News April-June 2011

Septuagenarian conquers Kili
Posted by Henry at 6:06 am, June 15th 2011.
We recently received an email from a Mr Duncan Burr, who conquered Kilimanjaro on April 8 of this year. Nothing unusual about this, of course – thousands of people successfully pit themselves against Kili every year. What makes Mr Burr’s climb unusual, however, is that he was seventy years old at the time, having been born in September 1940.

This doesn’t make Mr Burr the oldest to conquer Kili – the mysterious Mr Daniel, at 87, remains the record holder, while the Guinness Book of Records records a Mr Carl Haupt as the oldest, aged 79. Indeed, some people say that older people tend to do better on Kili as they go at a slower pace, thereby allowing them to acclimatise better.

Nevertheless, seventy certainly is at the upper end of the age bracket for attempting Kili, and Mr Burr did find the going tough. As he wrote to us:

‘”Hard” is an understatement!!! I live in Spain and had done so much training carrying 15kg sand on my back up all the local mountains, including a couple at 3000mteres, and spending hours in the gym, but nothing had prepared me for that last 300 metres steep bit to Gillman’s Point. Sheer determination (and a very understanding and supportive guide) got me round the crater rim to Uhuru, but the return journey on 70-year-old knees that were no longer prepared to bend was unimaginably difficult. And where I’d planned to take a gentle two days over the journey from Kibo down to Marangu Gate, my guide, being concerned at his now somewhat wheezy and breathless charge, had other ideas, so it was an umcomfortably rapid return, followed by a trip to Moshi Hospital for a quick check-over before being allowed to return to my daughter’s home in Arusha.’

As you can see, such septuagenarian feats are noteworthy and the amount of effort expended in getting to the top is extraordinary and we have put a photo of him at the summit in our Hall of Fame. Mr Burr climbed in aid of Heshima (, a children’s education charity based in Arusha. Heshima in Swahili means ‘respect’ – something Mr Burr is definitely due for his feats on Africa’s highest mountain.

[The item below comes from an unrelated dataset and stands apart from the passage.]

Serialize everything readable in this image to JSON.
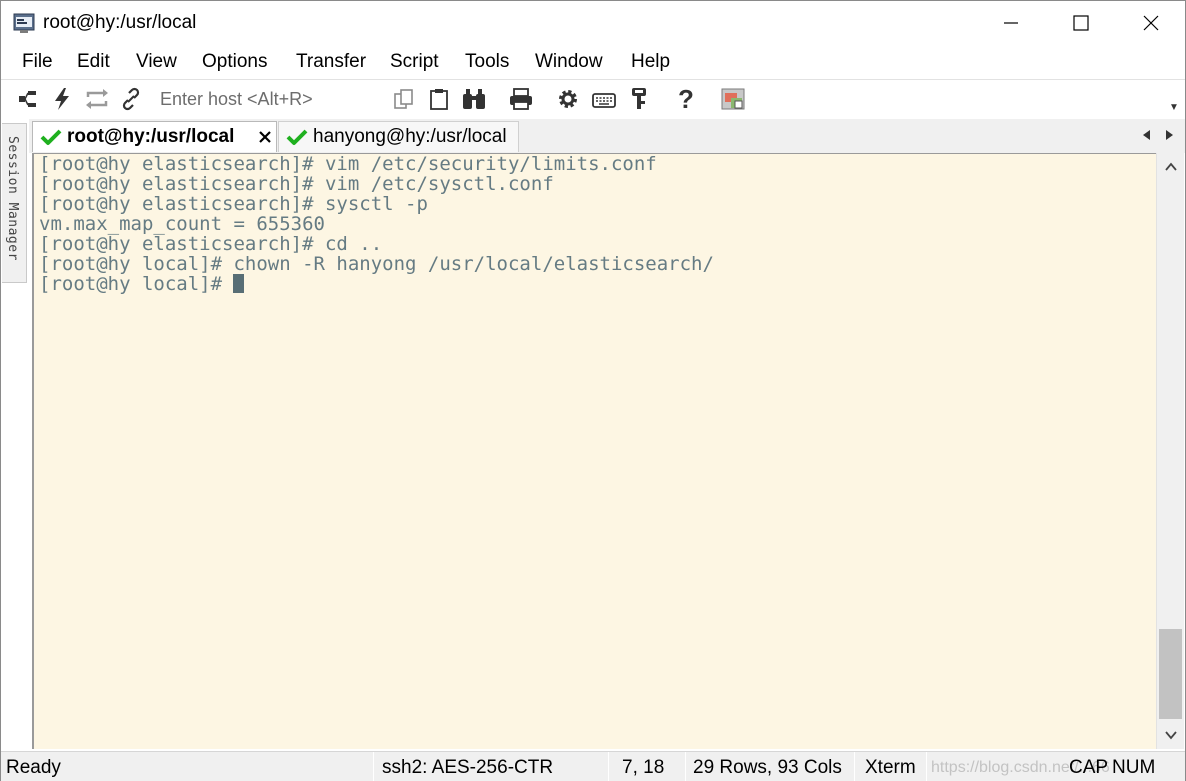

Climb for The Born Free Foundation
Posted by Henry at 9:42 am, June 1st 2011.
In June this year Martyn Roberts from Wakefield in West Yorkshire, will be pitting himself against Africa’s highest mountain, Kilimanjaro. A noble endeavour by itself, Martyn’s quest is doubly virtuous as he’ll be climbing for The Born Free Foundation.

The Born Free Foundation is an international wildlife charity working throughout the world to stop individual wild animal suffering and protect threatened species in the wild. Anybody who’s seen the films of Elsa the lion will be aware of the foundation and how the charity was founded. But in addition to such African stars as lions, elephants, gorillas and chimpanzees, the foundation also works all over the world in their attempts to better the lot of tigers, polar bears, wolves, dolphins, turtles, sharks – and many more.

Mr Roberts will be taking our Unique Rongai Route to the top (hopefully), and aims to reach the summit on 15 June. he has set up a website to help people sponsor him: visit for further details on Mr Roberts, his climb and the Born Free Foundation.

We do, of course, wish Marty all the best on his adventure! Good luck Martyn!!

Sisters to climb for two charities – and in memory of their mum
Posted by Henry at 7:28 am, April 12th 2011.
In July this year four sisters will be pitting themselves against Africa’s highest mountain in an attempt to raise funds for two very worthwhile causes. Gill Ower and her sisters Lorna, Heather and Cerwyss O’Hare, will be climbing via our own Unique Rongia Route. The first charity they will be raising funds for is the World Cancer Research Fund, which leads and unites the work of several cancer charities in battling against the disease by means of healthy food and nutrition, physical activity and body weight. They are also climbing for Children 1st, a Scottish charity that helps that country’s vulnerable children and families by speaking out on children’s rights, influencing legislation and campaigning for change.

Both charities are close to the sisters’ hearts. Their mum, Audrey, passed away last year with breast cancer after a ten-year struggle. Audrey had learnt that she had contracted the disease while she was training to tackle the mountain herself. The daughters thus felt that there couldn’t be a more appropriate tribute to their mum than to attempt to conquer the mountain that she herself never managed to tackle. And as Audrey’s own climb was going to be in aid of Children 1st, her daughters thought it only fitting to climb for the same charity themselves.

You can sponsor the Ower sisters’ climb by visiting the website they have set up all about their climb:

We do, of course, wish them all well and will hopefully let you know how they get on!

Kilimanjaro news stories July-September 2011 >>